Jayme S. Ganey
A recent New York Times report that said Google gave millions of dollars to some executives, like Andy Rubin ($90 million) in secret exit packages after they were accused of sexual misconduct.
The report sparked outrage among employees who organized via social media and yesterday walked out of offices around the world by the thousands.
Zurich, Dublin, Singapore, London and Hyderabad, India, and multiple U.S offices participated in the Google Walkout For Real Change.
In New York, where 3,000 employees walked out, Demma Rodriguez, a leader of the ERG, Black Googler Network, said if Google doesn’t have a culture of equality for women, minorities and people with disabilities, “that means the company is failing everyone.”
“We will bring the consequences,” she said.
Google’s Chief Executive Officer Sundar Pichai, who heads an executive leadership team that is predominantly white and male, and Eileen Naughton, vice president of people operations, said in an email memo that they are taking an “increasingly hard line on inappropriate conduct by people in positions of authority.”
They said that Google had fired 48 people, including 13 senior managers, without pay for sexual misconduct over the past two years.
But saying something and doing something, especially from the top down, are two different things.
In DiversityInc’s analysis of Google, the efforts to help women and minorities feel supported in their workplace is surface level. Their site is well crafted with diversity and inclusion messages, but the reflection in leadership and in workforce representation has been stagnant for years.
Black workforce representation, at 2 percent, has remained static for four years. Representation of Hispanics (4 percent) and women (31 percent) each increased by 1 percentage point from 2014 to 2017. Over that timespan, representation of Asians (35 percent) increased by 5 percentage points. Note that Black, Latino and Asian representation are U.S. only, and representation of women is global.
Representation in leadership went up by 1 percentage point over four years for Blacks (2 percent) and Latinos (2 percent), while representation of women (25 percent) and Asians (27 percent) went up by 4 percentage points each. We don’t know how Google defines leadership, but the pool is much smaller than the workforce. So, a 4 percentage-point increase may just be one person.
Not to mention the department of labor’s accusations of discriminating against female employees, their lawyers saying investigating a gender pay gap was too expensive, and little and very late response to a misogynistic memo circulated by an employee who was fired a year after the incident.
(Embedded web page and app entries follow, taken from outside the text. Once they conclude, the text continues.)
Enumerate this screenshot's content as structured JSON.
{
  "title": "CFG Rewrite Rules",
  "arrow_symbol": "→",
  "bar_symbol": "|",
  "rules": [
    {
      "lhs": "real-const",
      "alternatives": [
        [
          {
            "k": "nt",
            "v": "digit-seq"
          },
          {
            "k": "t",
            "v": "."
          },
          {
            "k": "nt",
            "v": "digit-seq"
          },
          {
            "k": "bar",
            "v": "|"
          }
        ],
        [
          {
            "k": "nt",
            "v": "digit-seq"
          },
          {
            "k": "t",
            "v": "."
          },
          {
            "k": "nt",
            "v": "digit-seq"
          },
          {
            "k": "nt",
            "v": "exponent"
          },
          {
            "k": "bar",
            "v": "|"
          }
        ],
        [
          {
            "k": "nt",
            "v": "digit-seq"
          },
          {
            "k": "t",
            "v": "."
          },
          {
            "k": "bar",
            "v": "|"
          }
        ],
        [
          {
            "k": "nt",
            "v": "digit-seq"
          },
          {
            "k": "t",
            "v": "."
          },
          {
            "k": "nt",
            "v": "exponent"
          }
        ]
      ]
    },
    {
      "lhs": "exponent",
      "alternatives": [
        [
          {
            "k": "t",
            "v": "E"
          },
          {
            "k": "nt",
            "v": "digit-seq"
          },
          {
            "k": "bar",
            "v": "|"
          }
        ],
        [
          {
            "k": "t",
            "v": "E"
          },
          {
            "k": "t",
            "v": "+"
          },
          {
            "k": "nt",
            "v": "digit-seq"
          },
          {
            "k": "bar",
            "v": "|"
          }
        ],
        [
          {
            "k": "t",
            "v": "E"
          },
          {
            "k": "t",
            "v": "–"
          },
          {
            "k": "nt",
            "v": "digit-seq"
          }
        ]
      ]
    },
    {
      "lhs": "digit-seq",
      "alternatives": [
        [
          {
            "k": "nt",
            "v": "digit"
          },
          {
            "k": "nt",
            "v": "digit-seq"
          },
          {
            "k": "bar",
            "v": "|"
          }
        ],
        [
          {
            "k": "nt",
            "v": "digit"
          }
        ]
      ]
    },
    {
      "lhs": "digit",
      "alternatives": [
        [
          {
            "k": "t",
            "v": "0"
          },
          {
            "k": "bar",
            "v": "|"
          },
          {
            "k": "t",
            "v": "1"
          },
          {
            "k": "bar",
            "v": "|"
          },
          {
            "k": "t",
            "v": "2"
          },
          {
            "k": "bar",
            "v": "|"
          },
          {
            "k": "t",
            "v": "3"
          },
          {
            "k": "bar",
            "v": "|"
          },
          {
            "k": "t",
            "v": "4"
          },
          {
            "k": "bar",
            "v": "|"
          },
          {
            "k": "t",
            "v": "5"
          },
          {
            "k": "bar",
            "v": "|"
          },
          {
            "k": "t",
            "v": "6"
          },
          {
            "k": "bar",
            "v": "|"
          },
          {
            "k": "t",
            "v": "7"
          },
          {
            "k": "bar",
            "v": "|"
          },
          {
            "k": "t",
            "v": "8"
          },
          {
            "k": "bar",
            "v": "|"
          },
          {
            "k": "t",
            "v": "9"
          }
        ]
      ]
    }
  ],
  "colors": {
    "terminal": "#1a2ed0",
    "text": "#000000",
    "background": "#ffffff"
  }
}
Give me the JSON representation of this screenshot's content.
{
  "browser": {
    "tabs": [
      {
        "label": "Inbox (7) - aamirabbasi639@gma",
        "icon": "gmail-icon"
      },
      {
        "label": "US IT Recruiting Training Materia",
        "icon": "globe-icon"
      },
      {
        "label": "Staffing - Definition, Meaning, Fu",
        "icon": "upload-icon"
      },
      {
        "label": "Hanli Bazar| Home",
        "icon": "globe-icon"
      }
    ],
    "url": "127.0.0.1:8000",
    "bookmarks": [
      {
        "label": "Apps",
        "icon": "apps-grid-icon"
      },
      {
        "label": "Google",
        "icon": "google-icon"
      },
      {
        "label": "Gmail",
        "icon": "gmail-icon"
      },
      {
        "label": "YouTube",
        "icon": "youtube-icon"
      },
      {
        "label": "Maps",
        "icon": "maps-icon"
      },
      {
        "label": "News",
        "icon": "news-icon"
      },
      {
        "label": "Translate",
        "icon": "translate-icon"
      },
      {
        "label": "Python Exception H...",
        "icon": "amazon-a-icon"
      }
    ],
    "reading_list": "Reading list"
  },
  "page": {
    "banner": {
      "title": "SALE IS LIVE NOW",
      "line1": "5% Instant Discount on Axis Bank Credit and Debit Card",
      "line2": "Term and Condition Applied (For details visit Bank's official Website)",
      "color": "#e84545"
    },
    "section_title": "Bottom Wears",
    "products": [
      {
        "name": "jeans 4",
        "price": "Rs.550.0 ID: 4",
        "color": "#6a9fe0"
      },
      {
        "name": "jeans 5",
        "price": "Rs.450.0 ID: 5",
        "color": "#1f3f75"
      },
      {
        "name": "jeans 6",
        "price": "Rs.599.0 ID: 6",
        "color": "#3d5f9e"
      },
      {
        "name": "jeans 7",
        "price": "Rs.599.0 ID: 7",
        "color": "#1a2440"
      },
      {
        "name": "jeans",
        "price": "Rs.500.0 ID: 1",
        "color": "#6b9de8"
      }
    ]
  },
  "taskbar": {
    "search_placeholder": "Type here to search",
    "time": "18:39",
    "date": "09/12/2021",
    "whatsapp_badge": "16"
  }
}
You can’t get diverse peoples in your door if your culture stench is hypocrisy. They have never participated in DiversityInc’s Top 50 Companies for Diversity competition.
Employees chastised the company slogan “Don’t Be Evil” and held signs saying things like: “Time’s Up”, “Don’t be evil, protect victims, not harassers,” and “What do I do at Google? I work hard every day so the company can afford $90,000,000 payouts to execs who sexually harass my co-workers.”
Some changes the employee movement is calling for include: end forced arbitration in cases of harassment and discrimination; a “transparent and inclusive process” for reporting sexual misconduct “safely and anonymously;” the chief diversity officer should answer directly to the CEO and make recommendations to the board; a commitment to end pay and opportunity inequity.